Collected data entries
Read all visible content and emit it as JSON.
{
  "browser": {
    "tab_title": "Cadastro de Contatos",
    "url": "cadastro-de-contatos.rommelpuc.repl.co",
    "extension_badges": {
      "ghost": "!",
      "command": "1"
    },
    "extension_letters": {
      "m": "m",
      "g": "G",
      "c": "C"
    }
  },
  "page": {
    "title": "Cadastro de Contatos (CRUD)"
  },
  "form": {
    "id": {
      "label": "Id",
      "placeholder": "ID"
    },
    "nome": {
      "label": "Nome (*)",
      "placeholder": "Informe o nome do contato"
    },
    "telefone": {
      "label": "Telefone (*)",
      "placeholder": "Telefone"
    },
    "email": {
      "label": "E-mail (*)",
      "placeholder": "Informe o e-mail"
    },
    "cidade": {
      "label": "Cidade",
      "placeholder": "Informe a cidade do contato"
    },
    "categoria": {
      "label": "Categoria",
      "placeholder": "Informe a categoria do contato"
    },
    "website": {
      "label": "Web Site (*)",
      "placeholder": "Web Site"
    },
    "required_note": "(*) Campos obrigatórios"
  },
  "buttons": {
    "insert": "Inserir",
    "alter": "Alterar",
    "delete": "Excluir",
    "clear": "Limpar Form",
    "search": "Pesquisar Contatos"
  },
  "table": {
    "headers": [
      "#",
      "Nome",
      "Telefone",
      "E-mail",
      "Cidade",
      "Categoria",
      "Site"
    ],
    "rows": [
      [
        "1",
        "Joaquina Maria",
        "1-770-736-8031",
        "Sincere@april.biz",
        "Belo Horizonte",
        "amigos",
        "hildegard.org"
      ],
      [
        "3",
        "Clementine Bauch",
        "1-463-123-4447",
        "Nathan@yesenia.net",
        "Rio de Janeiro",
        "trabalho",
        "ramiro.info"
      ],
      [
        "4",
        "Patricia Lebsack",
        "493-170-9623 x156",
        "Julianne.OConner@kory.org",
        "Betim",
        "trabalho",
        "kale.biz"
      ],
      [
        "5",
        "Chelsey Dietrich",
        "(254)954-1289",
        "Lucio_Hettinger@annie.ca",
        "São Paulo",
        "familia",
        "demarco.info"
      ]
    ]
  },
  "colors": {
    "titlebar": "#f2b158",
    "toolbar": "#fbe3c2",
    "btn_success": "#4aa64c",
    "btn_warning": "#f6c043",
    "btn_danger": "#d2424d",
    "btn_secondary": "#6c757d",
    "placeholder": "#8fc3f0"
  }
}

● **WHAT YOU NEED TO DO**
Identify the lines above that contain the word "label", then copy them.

● **SOLUTION TO THE EXERCISE**
      "label": "Id",
      "label": "Nome (*)",
      "label": "Telefone (*)",
      "label": "E-mail (*)",
      "label": "Cidade",
      "label": "Categoria",
      "label": "Web Site (*)",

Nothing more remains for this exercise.